Taking opposing sides in a statutory rape case, the “Mars vs Mars” element of the episode sees a discussion that will appear all too relevant to audiences in 2018, and a story even more so. After last week’s minor stumble, “Mars vs Mars” places Veronica Mars back up high with a superb installment that manages to do that thing which this series is only capable of; be fun, be dark and be hugely enjoyable even when talking about dark subject matter.
Boasting guest appearances from Adam Scott and Leighton Meester, both of whom would go on to appear in even bigger series (Meester in Gossip Girl, Scott in Parks and Recreation, as well as Party Down which stemmed from Rob Thomas also), “Mars vs Mars” has the capability of tying the audience up in knots while also diving head first into issues of consent, so-called slut-shaming, and feeling like it is the perfect piece of storytelling for the Me Too movement, even though it was first broadcast in 2005.
Best of all, it places the two characters we care most of all in the series, Veronica and Keith, against each other morally, as each take a different side of the episode’s key argument; Mr Brooks (Scott), a popular teacher at Neptune High, is accused by student Carrie (Meester) of sleeping with him when she basically tells him, in front of the rest of the class, that’s she not pregnant and he can have his keys back.
Right away the episode asks the audience to pick a side also when it comes to the investigation as both Veronica and Keith take different sides of the argument; Mr. Brooks happens to come across as a genuinely nice person and one of the few people in the school to treat Veronica with respect, while Keith’s side of the argument stems from the idea that Carrie may not be the nicest person in the world, but she deserves to have her accusations taken seriously given the nature of them.
It’s an argument that feels like it still reverberates today.
Best of all, on top of splitting the audience divide, it also portrays both characters in negative and positive lights throughout until the final revelation comes at us like a sledgehammer. The episode may have come before Meester and Scott went on to play their best-known characters, but we can see elements in their performances that would make them famous down the road; Meester as Carrie has aloof bitchiness that would become the hallmarks of Blair Waldorf on Gossip Girl, while Scott’s charming likability, which would get a whole workout on Parks and Recreation, is all there as Mr. Brooks, given a full work out in that wonderful history lesson he teaches at the start.

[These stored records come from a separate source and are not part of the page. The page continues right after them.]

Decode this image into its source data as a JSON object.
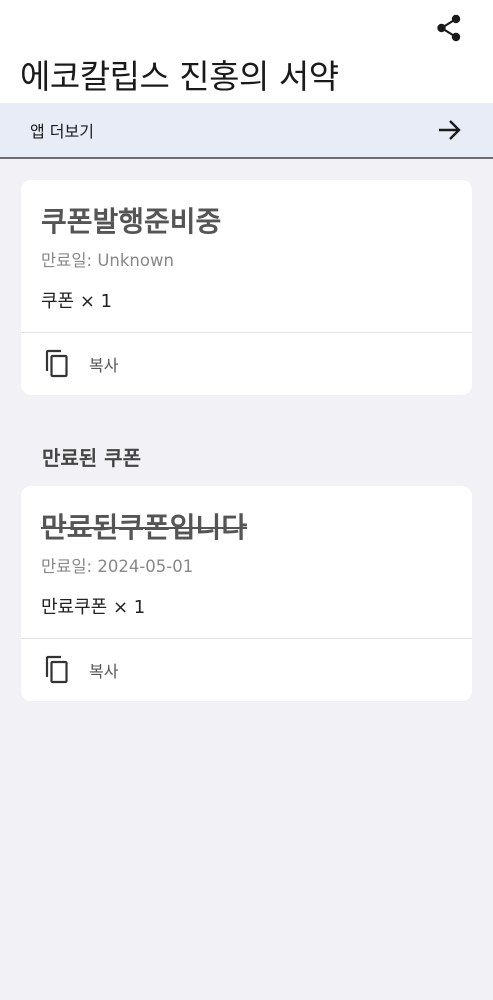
{
  "header": {
    "title": "에코칼립스 진홍의 서약",
    "share_icon": "share-icon"
  },
  "more_apps": {
    "label": "앱 더보기",
    "icon": "arrow-right-icon"
  },
  "active_coupons": [
    {
      "title": "쿠폰발행준비중",
      "expiry": "만료일: Unknown",
      "quantity": "쿠폰 × 1",
      "copy_label": "복사",
      "copy_icon": "copy-icon"
    }
  ],
  "expired_section": {
    "title": "만료된 쿠폰"
  },
  "expired_coupons": [
    {
      "title": "만료된쿠폰입니다",
      "expiry": "만료일: 2024-05-01",
      "quantity": "만료쿠폰 × 1",
      "copy_label": "복사",
      "copy_icon": "copy-icon"
    }
  ],
  "colors": {
    "background": "#f2f2f6",
    "header_background": "#ffffff",
    "banner_background": "#e8ecf6",
    "title_text": "#555555",
    "muted_text": "#888888"
  }
}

Given the nature of the series, we all hope for a convenient ending, but the most wonderful thing about Thomas’ story and Jed Seidel and Diane Ruggiero’s teleplay is that it follows through to an emotionally messy conclusion that isn’t afraid to land its punches. Just when Veronica gets Mr. Brooks’ innocence proved, she visits his house and then sees that Carrie wasn’t lying when she notices several details from her accusation that were, in fact, true, but is later revealed that Carrie herself wasn’t the one who slept with her teacher, but in fact her friend Susan who actually did get pregnant as a result.
Veronica Mars is rarely a show that does happy endings, and when it resolves its case with ten minutes to go, you know something is up.
It’s another highlight from the series that treats it subject matter with respect. The theme and plotline of teacher/student relationships can sometimes fall into traps and tropes that take it past the realm of seriousness and more into the realms of the uncomfortably sexual; most recently we’ve had Riverdale which devoted several weeks in its first season to Archie and Ms. Grundy, and while it felt like the series was trying to make it a hot pairing, in actuality it just felt uncomfortable given that while KJ Apa is not a teenager, he was in fact playing a fifteen-year-old.
Of course, Riverdale is not the only series to have done this trope, most infamously Dawson’s Creek devoted most of its first season to Pacey and Tamara, but always the story is there to be done as a sensationalist piece of sexed up story telling. Veronica Mars explores the subject as a crime, and sticks the landing, not allowing Mr Brooks to get away with it, even if he is played by Adam Scott and we all love him as Ben Wyatt.
It reiterates the point that Veronica Mars may be a series set in a high school and features teen characters, but it transcends that genre and isn’t afraid to explore ideas, tropes and stories that one gets within that framework in an honest, adult and bravely uncomfortable way.
Are you a fan of Veronica Mars? Let us know what you think of this episode.